The response must be made up of the lines in the entries below that contain "this".

The records below:

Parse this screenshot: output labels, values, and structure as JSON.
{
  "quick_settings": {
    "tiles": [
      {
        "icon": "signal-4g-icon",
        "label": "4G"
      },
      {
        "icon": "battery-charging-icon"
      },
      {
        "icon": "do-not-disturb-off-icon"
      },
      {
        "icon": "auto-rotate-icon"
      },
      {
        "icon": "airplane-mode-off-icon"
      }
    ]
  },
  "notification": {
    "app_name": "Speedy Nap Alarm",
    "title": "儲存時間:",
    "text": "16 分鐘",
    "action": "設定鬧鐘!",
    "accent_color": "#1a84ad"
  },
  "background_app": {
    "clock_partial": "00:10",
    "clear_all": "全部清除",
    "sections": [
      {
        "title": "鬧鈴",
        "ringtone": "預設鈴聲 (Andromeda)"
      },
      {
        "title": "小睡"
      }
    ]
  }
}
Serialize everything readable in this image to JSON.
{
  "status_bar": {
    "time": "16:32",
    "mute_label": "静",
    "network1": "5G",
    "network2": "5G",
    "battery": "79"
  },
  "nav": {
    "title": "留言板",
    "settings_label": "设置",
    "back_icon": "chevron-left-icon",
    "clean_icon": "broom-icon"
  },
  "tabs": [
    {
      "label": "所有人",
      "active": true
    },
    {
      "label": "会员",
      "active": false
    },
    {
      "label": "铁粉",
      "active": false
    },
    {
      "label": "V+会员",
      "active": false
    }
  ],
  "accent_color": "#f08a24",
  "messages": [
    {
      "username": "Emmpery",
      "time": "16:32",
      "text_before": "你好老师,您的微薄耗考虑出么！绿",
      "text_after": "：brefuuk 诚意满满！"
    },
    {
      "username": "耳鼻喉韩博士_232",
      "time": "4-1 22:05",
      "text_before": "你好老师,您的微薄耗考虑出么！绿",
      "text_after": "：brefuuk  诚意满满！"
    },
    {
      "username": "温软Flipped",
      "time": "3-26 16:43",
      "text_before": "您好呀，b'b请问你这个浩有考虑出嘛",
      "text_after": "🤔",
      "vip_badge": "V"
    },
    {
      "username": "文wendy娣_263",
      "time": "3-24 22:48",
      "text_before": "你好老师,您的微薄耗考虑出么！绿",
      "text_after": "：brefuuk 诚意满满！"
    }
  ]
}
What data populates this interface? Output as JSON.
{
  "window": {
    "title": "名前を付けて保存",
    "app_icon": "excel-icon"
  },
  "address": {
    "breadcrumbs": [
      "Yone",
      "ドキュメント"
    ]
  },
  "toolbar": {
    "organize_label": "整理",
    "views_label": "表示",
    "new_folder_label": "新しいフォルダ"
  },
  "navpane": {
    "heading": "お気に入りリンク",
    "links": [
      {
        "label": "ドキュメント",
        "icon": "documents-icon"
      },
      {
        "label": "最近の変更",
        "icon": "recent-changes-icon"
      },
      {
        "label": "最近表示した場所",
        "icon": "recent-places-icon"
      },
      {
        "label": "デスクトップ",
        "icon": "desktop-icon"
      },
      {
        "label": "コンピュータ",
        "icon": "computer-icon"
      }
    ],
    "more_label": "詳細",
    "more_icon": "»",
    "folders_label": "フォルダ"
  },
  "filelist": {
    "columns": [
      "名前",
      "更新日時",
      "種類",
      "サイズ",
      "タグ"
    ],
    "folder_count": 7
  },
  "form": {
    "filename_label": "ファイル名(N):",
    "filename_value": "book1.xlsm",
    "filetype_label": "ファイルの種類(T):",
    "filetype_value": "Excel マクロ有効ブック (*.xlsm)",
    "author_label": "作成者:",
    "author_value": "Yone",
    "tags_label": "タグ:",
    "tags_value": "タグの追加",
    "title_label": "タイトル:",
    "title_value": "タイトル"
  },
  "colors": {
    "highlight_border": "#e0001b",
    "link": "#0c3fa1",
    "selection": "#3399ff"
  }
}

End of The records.

Response =>
Parse this screenshot: output labels, values, and structure as JSON.
Serialize everything readable in this image to JSON.
What data populates this interface? Output as JSON.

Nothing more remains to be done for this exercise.